Action item: Tell how many lines in the data contain the word "Motivation", and leave out everything else.

____

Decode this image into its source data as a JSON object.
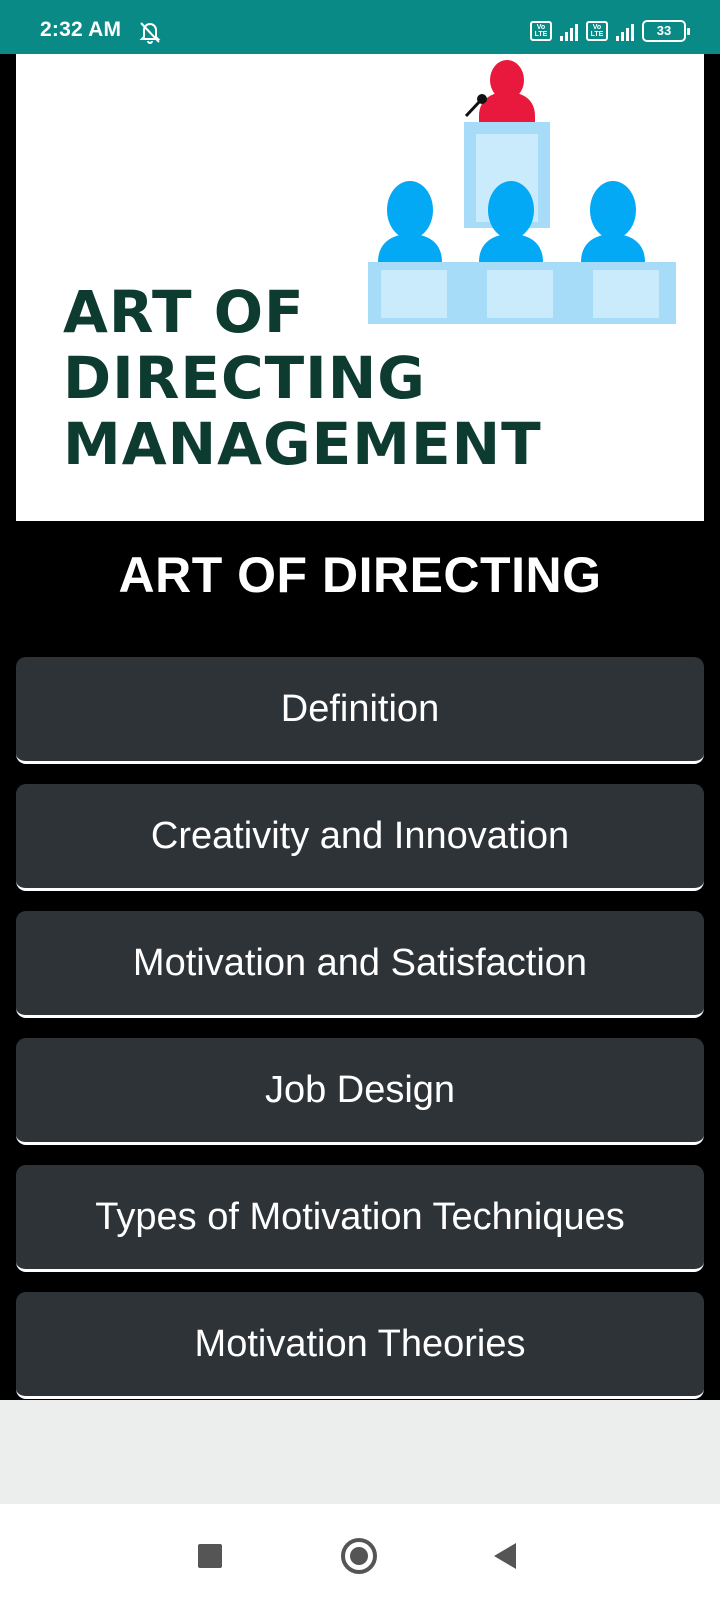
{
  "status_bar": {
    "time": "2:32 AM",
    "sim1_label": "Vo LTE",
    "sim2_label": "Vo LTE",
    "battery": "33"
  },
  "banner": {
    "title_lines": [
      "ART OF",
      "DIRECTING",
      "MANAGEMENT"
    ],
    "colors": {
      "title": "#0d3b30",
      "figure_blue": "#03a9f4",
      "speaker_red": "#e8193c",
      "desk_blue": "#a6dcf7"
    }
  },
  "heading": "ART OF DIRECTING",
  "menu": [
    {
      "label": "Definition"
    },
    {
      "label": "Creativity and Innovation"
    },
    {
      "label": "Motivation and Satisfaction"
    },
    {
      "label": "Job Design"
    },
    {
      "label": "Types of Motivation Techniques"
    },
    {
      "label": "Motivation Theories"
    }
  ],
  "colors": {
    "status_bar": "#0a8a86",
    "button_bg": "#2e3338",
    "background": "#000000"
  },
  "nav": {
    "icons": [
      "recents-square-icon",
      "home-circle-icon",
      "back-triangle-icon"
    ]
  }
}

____

Exercise response: 3